With that in mind, I’ve adapted the MHF definition into an easy exercise to help you do review your own needs. I suggest you write out your answers as it has a stronger imprint on the sub-conscious mind.

  • Is learning new things important for you? Is it easy? What would make it easier?

 

  • How adaptable are you to change and uncertainty? Where in your life, would you like to grow more flexibility and how would the ‘future you’ benefit from doing this?

 

  • Do you easily form new relationships? And how do you nurture longer term relationships? Where could you better connect with others?

 

  • Are you comfortable with your full range of emotions? With which emotions do you need to get more comfortable? Which ones do you want more of and which ones do you need less of?

 

  • Are you being the best you can be so that any time, any place anywhere you shine? Which aspects of your personal growth do you prioritise?

  • Is your ‘north star’ shining from the constellation called
    thrive?
Problem-Repeats

Problem-Repeats

“If you always do what you always did, you’ll always get what you always got.”
Henry Ford

Does that make sense to you?

Where are the ‘problem-repeats’ in your life?

You know it’s often easier to notice those patterns in other people’s lives, but when you cast your your mind back through your timeline, which problems keep repeating?

Did you ever try to change them?

Did you ever find a really good coach to help you harness the superpower of imagineering?

Your future starts in imagination – whether you are imagining what you are going to do later today, tomorrow, or next year – you’re setting your brain’s GPS.

We walked on the moon thanks to someone’s imagination. Yet some people terrorise and limit their future selves with wayward imaginineering! And so it needs to be harnessed and handled with precision. NLP is an amazing tool to help you do this easily.

For now, you could start by imagining what would happen if a mysterious force extinguished ‘problem-repeats’ from your world and breathed new life-energy into your life. What differences shine through? What does not change at all?

Imagination is a super skill, learn to use it with super precision. Isn’t it time to shine?

What Fourteen Wolves Can Teach Us …

What Fourteen Wolves Can Teach Us …

Balance – it’s in our nature.

In 1995 fourteen wolves were released into Yellowstone National Park.

At first deer numbers drastically reduced and then deer behaviour changed as they moved into areas less visible to the wolves.

In the absence of deer foraging, flowers and trees began flourishing, which led to berries, bugs and insects, which in turn attracted more birds. And then beavers returned, building dams that provided habitat for otters, muskrats, and reptiles. Coyote numbers reduced causing proliferation of rabbit and mice, which in turn attracted hawks, red foxes, badgers, and weasels.

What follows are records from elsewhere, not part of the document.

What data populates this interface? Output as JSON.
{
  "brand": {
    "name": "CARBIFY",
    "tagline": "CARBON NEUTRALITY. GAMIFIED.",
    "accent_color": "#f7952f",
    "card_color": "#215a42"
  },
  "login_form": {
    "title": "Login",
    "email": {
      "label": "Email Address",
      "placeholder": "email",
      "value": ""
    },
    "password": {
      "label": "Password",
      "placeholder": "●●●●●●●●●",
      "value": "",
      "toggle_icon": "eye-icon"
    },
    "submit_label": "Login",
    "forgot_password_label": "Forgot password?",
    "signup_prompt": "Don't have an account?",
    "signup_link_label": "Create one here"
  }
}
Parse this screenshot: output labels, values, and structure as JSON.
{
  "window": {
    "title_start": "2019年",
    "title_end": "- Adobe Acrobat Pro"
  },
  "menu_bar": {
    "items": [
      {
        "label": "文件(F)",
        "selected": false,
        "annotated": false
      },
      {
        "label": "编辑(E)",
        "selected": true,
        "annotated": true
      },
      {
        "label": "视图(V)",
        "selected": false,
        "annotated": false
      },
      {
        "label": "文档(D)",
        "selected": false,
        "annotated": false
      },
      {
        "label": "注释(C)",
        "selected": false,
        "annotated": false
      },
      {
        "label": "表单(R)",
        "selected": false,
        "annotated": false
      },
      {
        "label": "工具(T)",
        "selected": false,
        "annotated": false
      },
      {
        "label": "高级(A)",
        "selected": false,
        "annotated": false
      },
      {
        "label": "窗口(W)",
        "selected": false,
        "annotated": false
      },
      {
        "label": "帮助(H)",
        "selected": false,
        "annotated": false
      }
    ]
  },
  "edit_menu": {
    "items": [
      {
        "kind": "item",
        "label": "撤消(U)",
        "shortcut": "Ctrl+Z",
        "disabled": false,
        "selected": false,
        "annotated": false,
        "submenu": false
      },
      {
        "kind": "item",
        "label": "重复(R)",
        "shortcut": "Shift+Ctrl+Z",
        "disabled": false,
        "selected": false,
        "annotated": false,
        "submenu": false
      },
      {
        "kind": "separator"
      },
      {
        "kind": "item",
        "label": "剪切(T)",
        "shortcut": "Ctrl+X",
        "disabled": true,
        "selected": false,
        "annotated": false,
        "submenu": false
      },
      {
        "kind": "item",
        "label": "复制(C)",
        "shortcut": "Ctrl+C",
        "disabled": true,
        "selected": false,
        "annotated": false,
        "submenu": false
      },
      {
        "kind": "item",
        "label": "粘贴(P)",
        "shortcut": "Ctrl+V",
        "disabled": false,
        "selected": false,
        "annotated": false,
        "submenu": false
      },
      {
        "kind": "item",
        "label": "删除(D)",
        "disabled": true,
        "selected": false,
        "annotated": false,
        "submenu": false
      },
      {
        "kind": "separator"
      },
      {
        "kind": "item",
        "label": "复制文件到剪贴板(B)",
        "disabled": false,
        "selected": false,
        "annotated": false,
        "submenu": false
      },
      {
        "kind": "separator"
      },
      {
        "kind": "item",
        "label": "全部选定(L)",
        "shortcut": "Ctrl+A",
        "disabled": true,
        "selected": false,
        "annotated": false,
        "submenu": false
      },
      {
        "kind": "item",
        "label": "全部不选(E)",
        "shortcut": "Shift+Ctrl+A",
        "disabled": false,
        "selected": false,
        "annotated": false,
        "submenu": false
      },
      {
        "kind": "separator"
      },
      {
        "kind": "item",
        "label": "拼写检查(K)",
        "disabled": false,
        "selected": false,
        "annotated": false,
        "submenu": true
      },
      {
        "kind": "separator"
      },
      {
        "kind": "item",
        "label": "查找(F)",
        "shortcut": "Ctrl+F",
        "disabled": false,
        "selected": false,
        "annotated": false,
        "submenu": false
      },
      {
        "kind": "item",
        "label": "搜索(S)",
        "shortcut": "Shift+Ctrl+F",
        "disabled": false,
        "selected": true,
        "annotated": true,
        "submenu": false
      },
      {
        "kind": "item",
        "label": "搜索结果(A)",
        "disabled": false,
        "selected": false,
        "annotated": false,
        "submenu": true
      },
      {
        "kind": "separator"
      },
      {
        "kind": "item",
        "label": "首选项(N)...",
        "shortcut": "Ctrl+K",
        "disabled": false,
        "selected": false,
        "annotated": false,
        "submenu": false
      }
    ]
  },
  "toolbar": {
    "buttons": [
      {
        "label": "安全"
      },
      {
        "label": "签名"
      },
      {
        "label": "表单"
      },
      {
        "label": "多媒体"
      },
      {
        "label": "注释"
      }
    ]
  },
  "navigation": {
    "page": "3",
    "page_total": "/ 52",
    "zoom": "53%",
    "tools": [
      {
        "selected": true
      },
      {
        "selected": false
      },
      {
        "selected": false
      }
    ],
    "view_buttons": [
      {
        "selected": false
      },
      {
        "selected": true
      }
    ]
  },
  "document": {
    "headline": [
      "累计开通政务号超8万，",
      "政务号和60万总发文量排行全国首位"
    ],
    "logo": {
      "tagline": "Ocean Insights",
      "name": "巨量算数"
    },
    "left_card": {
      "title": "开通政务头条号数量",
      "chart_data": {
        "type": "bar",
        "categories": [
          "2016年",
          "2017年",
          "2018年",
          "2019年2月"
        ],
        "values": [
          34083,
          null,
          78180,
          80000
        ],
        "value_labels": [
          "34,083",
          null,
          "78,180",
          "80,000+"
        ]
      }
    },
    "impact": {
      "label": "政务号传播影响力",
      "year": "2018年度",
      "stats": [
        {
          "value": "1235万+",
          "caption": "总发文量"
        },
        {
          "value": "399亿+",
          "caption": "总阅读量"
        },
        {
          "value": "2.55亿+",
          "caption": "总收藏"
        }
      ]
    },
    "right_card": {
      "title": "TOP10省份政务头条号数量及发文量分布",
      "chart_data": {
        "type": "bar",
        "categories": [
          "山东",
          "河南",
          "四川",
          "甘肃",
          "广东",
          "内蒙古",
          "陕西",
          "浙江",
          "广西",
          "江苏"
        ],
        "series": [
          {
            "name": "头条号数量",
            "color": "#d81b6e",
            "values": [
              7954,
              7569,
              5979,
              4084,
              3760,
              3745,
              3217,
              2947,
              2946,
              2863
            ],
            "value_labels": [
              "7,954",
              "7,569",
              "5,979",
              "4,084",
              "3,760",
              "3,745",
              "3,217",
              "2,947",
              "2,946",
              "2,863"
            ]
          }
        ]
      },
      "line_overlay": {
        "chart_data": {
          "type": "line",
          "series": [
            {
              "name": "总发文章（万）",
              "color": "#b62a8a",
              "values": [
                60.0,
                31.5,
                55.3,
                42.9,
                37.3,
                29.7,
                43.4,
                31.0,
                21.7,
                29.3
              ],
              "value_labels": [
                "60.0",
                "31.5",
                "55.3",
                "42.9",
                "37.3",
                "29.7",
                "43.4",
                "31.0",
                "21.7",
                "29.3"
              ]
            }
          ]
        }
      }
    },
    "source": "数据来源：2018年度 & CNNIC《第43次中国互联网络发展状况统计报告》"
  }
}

And once a ‘balance’ between predator and prey was established, the park’s physical geography had changed as (previously eroded) riverbanks were now stabilised by the new vegetation.

What’s this got to do with NLP?

Have you ever noticed how the mind’s internal environment can house both predator AND prey? And although people come to us seeking ‘balance’ between work, home, and play, learning to ‘balance’ their internal habitat, always positively affects management of the outside world.

What are the mechanisms for restoring the mind’s habitat to flourishing vitality? Solutions start with awareness of possibility and an attitude of willingness to seek ‘balance’.

To do this we must think on purpose! Because thoughts alone either deplete or nourish brain-body chemistry, which in turn can cause erosion OR restoration of sustainable balances within.

Keep feeding thoughts that nurture thriving, that’s all. This alone will starve what no longer needs to exist in that place.

NLP is a system for sustainable inner balance! Do more of it! And if you can’t easily do it for yourself – do it so that others in your social system may thrive. Humanity is in great need of ‘balance’. And nature teaches us all we need to know.

Discover how we can help you balance your thoughts, feelings and behaviours and change your internal geography: HERE